**Problem to solve**.
In full and without error, repeat the entries below.

(Dataset records)
---
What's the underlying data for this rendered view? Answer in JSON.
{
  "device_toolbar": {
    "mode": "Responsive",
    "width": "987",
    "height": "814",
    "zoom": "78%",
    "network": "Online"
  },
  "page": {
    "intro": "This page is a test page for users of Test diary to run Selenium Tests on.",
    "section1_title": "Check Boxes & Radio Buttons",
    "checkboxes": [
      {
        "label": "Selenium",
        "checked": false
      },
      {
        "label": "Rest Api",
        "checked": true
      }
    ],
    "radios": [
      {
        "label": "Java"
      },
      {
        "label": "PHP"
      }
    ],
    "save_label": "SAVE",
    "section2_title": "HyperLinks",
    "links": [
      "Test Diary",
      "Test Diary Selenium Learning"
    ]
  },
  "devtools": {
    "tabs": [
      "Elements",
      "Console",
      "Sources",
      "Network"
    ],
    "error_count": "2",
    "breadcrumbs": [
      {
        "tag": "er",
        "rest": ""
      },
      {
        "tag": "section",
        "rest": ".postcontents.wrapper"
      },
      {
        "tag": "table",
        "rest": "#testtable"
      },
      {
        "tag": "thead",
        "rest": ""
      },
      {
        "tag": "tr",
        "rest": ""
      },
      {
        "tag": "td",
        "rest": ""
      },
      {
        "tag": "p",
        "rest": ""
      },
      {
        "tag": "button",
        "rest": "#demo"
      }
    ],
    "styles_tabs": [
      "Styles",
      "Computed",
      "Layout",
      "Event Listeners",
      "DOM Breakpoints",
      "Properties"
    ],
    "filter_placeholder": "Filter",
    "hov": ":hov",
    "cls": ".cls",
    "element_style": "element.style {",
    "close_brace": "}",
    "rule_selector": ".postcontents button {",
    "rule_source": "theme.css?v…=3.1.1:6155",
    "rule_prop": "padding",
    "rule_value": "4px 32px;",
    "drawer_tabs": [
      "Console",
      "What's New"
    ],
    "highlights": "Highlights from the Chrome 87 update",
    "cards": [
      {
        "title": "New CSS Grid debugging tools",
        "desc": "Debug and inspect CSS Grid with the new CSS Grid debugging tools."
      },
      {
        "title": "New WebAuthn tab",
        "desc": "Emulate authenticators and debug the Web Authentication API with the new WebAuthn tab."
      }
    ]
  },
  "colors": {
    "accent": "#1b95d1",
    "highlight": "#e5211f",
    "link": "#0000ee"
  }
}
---
**Solution to this task**.
What's the underlying data for this rendered view? Answer in JSON.
{
  "device_toolbar": {
    "mode": "Responsive",
    "width": "987",
    "height": "814",
    "zoom": "78%",
    "network": "Online"
  },
  "page": {
    "intro": "This page is a test page for users of Test diary to run Selenium Tests on.",
    "section1_title": "Check Boxes & Radio Buttons",
    "checkboxes": [
      {
        "label": "Selenium",
        "checked": false
      },
      {
        "label": "Rest Api",
        "checked": true
      }
    ],
    "radios": [
      {
        "label": "Java"
      },
      {
        "label": "PHP"
      }
    ],
    "save_label": "SAVE",
    "section2_title": "HyperLinks",
    "links": [
      "Test Diary",
      "Test Diary Selenium Learning"
    ]
  },
  "devtools": {
    "tabs": [
      "Elements",
      "Console",
      "Sources",
      "Network"
    ],
    "error_count": "2",
    "breadcrumbs": [
      {
        "tag": "er",
        "rest": ""
      },
      {
        "tag": "section",
        "rest": ".postcontents.wrapper"
      },
      {
        "tag": "table",
        "rest": "#testtable"
      },
      {
        "tag": "thead",
        "rest": ""
      },
      {
        "tag": "tr",
        "rest": ""
      },
      {
        "tag": "td",
        "rest": ""
      },
      {
        "tag": "p",
        "rest": ""
      },
      {
        "tag": "button",
        "rest": "#demo"
      }
    ],
    "styles_tabs": [
      "Styles",
      "Computed",
      "Layout",
      "Event Listeners",
      "DOM Breakpoints",
      "Properties"
    ],
    "filter_placeholder": "Filter",
    "hov": ":hov",
    "cls": ".cls",
    "element_style": "element.style {",
    "close_brace": "}",
    "rule_selector": ".postcontents button {",
    "rule_source": "theme.css?v…=3.1.1:6155",
    "rule_prop": "padding",
    "rule_value": "4px 32px;",
    "drawer_tabs": [
      "Console",
      "What's New"
    ],
    "highlights": "Highlights from the Chrome 87 update",
    "cards": [
      {
        "title": "New CSS Grid debugging tools",
        "desc": "Debug and inspect CSS Grid with the new CSS Grid debugging tools."
      },
      {
        "title": "New WebAuthn tab",
        "desc": "Emulate authenticators and debug the Web Authentication API with the new WebAuthn tab."
      }
    ]
  },
  "colors": {
    "accent": "#1b95d1",
    "highlight": "#e5211f",
    "link": "#0000ee"
  }
}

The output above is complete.